I.              Kepler's  Laws and their proof from principals of Newtonian physics


A.   The square of the period of a planet in a near circular orbit is proportional to the cube of its distance from the sun, or T2 = A R3.  Proof:  the centripetal force, F = mv2/R,  required to move a mass m  a circular orbit of radius R about another mass M is the gravitational force.  Equate the centripetal force to the gravitational force, GMm/R2,  substitute v = R w for the magnitude of linear velocity tangent to the circle in the term for centripetal force and remember that the angular velocity w = 2 p  / T. 
Note: Equating  centripetal force to  the form of an unknown gravitational force  was probably the inspiration that lead Newton to  conclude that gravity force between two masses must be inversely proportional to the squared distance between two masses.


            B.   The motion of any body orbiting the sun sweeps out equal areas in equal time intervals of its orbit.  Proof:                     Sketch an ellipse and show that areas of triangles dA in time intervals dt are such that dA/dt = (R Rdq/dt )/2, which is a                 constant proportional to the constant (conserved) angular momentum , L= I w  = mR2 w, where w = dq/dt.

                C.   Orbits of planets about the sun are ellipses.  Proof: using conservation of energy write K.E. + P.E. = E, where E                     is constant, write velocity as the derivative of path length ds/dt.  Then manipulate the energy conservation              equation into the form of a differential equation for dr/dq,  which can be integrated over q into the form of the equation r(q) for an ellipse in polar coordinates.


II.            The center of mass system and its importance.

A.   An accurate periodic law must be derived in a center of mass system.

B.   All objects in an N body system orbit about a common center of mass.

C.   Other solar systems may be detected from oscillations of a star toward and away from an Earth observer caused by the star orbiting the center of mass of its solar system. These oscillations may be measured from Doppler shifts of its spectrum. For an example solar system discovered by this technique click here.


III.         N body problem stable/unstable points


A.   Stable points of a 3 body celestial mechanic problem are called Lagrangian points.  Objects tend to be stable in these points. Example: Trojan asteroids near Jupiter.


B.   Unstable orbits related to resonances between orbital periods of two bodies.  The ratios of the two periods are simple integer mulitples.  Material tends to be removed from orbits having these period ratios. Example: Kirkwood gaps in the asteroid belt between Mars and Jupiter.

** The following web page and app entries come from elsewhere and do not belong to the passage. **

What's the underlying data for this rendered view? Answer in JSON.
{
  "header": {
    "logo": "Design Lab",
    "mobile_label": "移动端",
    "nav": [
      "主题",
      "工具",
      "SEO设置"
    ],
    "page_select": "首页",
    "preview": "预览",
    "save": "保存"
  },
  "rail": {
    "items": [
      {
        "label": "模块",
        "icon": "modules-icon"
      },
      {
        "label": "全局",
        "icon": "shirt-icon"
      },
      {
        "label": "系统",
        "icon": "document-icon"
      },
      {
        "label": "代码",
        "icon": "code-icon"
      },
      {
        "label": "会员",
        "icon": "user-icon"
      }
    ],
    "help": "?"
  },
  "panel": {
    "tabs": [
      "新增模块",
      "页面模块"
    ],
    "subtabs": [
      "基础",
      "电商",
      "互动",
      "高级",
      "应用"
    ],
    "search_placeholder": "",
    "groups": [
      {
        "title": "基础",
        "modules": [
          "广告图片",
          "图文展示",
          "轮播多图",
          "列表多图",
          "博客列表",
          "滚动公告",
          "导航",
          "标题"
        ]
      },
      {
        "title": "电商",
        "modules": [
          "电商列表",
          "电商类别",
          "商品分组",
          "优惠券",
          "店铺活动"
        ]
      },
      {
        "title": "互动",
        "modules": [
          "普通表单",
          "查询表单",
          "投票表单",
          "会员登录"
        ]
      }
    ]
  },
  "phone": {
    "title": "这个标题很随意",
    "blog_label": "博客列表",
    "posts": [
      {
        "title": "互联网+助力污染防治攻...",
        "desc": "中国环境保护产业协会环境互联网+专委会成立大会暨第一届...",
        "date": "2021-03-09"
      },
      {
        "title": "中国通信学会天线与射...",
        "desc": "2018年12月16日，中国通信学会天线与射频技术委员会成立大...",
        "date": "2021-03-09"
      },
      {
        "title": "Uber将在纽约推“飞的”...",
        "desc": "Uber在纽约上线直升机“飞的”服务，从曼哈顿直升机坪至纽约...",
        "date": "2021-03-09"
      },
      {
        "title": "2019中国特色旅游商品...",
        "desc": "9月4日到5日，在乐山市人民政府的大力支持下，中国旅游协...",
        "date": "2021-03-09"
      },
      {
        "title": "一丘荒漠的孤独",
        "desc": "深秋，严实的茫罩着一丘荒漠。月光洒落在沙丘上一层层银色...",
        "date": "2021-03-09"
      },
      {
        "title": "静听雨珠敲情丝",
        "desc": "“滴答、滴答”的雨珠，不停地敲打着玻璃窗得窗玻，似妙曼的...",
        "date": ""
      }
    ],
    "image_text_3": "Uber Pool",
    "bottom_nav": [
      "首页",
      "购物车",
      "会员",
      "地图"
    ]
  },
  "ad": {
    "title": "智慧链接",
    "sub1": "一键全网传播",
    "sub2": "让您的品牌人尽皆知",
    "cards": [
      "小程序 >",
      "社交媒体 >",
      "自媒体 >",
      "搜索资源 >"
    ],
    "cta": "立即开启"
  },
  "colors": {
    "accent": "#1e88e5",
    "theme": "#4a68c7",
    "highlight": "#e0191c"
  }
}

C.   Stable and unstable points of a 3 body may be found be calculating rates of change of positions of a 3rd body  in a center of mass coordinate system.